#### Problem description
Read the records beneath this task and copy every line that contains the string "favicon".

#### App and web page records
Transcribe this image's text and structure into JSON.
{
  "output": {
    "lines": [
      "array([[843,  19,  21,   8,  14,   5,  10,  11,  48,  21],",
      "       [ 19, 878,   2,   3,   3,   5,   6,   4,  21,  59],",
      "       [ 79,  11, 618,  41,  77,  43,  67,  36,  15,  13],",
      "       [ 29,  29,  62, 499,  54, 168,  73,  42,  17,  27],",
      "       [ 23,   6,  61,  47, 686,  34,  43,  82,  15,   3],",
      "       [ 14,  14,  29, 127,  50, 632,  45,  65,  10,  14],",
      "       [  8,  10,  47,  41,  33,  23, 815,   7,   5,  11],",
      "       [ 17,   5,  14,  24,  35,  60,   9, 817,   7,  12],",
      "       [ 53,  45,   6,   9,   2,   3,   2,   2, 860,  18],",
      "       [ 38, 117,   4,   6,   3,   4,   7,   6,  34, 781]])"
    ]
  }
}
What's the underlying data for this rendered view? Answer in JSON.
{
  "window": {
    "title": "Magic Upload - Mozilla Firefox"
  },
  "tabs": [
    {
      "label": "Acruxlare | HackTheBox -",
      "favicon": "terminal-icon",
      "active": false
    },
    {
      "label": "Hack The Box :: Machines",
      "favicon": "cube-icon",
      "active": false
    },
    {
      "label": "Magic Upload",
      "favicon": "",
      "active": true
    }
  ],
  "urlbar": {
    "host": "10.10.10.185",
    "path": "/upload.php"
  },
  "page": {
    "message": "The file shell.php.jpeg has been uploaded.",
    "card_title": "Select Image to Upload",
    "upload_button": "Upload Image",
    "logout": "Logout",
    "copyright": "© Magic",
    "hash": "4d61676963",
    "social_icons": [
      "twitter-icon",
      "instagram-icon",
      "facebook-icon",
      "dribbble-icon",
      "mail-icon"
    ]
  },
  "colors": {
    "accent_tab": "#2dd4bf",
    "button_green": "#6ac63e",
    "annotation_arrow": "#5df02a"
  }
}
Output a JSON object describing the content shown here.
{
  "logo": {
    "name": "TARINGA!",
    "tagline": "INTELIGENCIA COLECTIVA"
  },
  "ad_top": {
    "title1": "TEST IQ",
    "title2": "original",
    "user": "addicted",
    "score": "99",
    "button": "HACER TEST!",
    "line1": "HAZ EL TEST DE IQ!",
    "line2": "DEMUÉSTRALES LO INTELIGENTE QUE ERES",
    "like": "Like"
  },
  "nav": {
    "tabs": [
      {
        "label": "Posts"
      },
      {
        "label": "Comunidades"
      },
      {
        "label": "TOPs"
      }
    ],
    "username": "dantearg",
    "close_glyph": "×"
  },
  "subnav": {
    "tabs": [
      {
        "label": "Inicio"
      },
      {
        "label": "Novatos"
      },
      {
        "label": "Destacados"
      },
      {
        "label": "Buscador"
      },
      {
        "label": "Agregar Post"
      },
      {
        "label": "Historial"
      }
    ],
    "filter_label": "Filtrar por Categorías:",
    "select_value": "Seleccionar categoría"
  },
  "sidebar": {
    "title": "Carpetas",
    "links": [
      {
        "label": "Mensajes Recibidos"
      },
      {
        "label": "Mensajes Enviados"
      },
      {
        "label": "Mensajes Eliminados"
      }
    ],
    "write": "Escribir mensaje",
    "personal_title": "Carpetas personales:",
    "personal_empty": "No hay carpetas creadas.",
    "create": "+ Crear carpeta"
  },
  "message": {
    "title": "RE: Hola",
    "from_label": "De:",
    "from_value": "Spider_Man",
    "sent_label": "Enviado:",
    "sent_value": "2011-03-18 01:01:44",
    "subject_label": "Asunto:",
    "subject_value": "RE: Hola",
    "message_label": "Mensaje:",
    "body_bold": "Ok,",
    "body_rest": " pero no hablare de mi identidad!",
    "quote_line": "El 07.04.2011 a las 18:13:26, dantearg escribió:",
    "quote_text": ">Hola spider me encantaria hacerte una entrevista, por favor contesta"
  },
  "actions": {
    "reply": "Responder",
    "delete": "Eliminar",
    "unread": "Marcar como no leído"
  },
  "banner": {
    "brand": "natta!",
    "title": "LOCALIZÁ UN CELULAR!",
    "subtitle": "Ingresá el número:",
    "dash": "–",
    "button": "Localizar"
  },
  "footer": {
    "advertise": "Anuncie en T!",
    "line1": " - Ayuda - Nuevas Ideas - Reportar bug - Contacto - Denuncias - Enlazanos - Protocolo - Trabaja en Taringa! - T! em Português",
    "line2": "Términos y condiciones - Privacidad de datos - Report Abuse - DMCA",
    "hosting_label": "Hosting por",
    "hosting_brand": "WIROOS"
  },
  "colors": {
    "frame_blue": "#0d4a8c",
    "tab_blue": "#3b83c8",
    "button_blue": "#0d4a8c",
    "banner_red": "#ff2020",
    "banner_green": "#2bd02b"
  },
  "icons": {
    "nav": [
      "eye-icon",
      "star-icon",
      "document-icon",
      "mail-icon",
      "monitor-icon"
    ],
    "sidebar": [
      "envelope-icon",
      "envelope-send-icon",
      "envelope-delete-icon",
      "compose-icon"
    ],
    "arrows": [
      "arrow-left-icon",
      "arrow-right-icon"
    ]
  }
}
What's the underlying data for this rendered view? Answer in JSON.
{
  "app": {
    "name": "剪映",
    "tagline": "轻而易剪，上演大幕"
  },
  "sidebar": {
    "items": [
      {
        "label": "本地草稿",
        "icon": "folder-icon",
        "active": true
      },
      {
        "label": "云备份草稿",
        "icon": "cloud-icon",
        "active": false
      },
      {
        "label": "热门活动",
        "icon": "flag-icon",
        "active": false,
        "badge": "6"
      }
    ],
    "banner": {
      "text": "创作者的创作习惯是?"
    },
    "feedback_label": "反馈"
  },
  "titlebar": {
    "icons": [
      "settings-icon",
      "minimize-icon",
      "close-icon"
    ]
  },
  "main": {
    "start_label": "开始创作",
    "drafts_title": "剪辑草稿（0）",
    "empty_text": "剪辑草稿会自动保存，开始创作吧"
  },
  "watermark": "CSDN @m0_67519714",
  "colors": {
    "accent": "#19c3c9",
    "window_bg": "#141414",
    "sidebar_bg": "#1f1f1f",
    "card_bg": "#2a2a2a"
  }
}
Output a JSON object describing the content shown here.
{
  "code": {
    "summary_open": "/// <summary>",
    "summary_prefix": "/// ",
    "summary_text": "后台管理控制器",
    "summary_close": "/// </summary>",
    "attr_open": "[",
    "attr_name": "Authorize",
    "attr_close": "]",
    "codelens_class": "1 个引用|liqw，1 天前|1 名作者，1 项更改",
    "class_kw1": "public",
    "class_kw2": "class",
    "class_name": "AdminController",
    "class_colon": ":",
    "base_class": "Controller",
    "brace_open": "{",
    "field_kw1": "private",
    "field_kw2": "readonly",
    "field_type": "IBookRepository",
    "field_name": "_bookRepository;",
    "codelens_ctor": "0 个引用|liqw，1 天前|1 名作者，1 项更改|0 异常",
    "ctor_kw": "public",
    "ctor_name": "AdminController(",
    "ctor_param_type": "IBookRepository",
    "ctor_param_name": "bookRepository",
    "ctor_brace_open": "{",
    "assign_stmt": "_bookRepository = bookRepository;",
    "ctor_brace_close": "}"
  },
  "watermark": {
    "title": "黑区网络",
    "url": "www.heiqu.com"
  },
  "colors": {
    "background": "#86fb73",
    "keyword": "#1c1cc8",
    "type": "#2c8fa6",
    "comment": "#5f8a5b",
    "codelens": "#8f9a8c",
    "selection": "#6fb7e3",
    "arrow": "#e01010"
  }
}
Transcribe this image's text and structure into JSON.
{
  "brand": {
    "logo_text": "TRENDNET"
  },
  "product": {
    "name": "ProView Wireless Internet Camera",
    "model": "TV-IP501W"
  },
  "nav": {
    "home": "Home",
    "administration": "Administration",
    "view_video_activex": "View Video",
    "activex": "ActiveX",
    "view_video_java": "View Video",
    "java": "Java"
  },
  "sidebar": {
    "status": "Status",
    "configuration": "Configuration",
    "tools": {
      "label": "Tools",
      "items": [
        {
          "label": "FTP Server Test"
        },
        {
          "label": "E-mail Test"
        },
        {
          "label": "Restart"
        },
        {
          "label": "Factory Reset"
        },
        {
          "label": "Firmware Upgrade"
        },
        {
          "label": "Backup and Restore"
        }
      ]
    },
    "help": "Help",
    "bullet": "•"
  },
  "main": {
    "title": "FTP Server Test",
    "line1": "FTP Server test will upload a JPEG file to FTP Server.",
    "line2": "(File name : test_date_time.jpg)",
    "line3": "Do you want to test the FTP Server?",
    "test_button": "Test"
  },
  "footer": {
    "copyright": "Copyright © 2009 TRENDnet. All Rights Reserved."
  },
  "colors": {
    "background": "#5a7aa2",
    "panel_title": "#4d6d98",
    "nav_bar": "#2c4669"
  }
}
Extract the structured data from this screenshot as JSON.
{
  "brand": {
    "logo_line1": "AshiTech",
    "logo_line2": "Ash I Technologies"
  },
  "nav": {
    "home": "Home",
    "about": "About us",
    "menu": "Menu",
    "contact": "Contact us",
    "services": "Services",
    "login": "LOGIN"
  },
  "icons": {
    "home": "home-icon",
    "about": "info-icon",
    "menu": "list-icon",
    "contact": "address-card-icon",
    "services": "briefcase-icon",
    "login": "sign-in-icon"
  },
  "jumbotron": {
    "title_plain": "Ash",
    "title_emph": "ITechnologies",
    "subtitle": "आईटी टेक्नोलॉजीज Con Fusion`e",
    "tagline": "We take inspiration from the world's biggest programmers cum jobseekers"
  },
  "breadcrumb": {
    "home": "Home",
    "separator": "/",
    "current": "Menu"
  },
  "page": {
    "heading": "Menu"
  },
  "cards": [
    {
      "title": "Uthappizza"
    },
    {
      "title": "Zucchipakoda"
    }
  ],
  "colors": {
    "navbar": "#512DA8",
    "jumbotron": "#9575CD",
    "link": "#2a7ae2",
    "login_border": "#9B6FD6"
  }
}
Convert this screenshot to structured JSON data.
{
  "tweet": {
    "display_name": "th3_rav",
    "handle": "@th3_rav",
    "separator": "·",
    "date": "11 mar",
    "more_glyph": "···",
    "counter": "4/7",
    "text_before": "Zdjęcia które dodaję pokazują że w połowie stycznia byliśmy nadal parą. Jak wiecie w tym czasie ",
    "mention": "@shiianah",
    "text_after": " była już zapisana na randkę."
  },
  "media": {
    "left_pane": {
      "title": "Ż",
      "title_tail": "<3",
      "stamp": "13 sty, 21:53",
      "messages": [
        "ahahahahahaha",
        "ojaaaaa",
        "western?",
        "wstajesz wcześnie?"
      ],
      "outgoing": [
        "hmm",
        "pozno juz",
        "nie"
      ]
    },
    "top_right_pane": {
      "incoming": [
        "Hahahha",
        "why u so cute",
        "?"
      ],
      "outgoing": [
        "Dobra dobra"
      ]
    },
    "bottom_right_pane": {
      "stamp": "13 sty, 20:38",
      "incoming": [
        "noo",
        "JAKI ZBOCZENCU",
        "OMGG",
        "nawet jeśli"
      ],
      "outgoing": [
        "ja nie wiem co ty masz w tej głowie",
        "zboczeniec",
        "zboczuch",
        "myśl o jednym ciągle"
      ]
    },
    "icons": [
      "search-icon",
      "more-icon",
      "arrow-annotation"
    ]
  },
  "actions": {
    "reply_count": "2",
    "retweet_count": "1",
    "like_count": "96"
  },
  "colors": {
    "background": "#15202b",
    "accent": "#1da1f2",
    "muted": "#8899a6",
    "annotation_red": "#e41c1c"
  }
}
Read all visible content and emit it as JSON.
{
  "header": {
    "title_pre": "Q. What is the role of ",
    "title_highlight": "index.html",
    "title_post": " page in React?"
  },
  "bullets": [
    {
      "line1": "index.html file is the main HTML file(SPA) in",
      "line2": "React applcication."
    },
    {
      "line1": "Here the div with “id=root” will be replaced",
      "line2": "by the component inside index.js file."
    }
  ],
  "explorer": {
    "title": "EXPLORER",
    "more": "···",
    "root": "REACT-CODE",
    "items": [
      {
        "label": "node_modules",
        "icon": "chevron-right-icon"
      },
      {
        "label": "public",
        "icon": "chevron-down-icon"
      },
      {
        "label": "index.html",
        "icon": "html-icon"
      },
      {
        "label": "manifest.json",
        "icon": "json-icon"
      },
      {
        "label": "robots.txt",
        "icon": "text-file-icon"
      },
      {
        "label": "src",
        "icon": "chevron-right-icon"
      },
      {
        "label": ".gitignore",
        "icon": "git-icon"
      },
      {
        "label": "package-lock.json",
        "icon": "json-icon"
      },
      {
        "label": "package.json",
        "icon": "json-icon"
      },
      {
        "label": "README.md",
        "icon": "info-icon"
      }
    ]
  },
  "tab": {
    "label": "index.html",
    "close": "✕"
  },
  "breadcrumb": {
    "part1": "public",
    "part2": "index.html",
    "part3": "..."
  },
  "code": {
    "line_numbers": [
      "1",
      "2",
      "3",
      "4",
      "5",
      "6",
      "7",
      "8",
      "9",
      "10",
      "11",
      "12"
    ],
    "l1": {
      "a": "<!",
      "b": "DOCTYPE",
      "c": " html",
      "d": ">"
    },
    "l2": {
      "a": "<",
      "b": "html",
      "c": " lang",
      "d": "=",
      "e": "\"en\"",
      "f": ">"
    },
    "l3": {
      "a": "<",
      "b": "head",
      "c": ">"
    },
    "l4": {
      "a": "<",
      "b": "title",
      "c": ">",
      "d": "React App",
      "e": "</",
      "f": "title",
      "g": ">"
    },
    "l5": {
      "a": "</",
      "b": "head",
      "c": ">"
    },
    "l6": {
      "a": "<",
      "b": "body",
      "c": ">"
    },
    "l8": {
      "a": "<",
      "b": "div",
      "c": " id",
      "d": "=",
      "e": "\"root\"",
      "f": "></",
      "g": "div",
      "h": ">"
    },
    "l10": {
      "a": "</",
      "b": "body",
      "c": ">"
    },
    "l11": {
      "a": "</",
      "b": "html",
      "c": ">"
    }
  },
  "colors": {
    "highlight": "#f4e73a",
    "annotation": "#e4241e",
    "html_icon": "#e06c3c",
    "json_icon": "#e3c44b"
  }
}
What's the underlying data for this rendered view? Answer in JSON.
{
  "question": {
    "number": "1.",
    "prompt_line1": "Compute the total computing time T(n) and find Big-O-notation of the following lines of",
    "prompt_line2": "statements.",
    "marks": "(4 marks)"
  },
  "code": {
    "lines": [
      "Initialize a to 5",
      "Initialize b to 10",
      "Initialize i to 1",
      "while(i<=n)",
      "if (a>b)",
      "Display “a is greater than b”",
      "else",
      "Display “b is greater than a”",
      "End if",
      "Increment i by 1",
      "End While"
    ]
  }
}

#### Expected answer
      "favicon": "terminal-icon",
      "favicon": "cube-icon",
      "favicon": "",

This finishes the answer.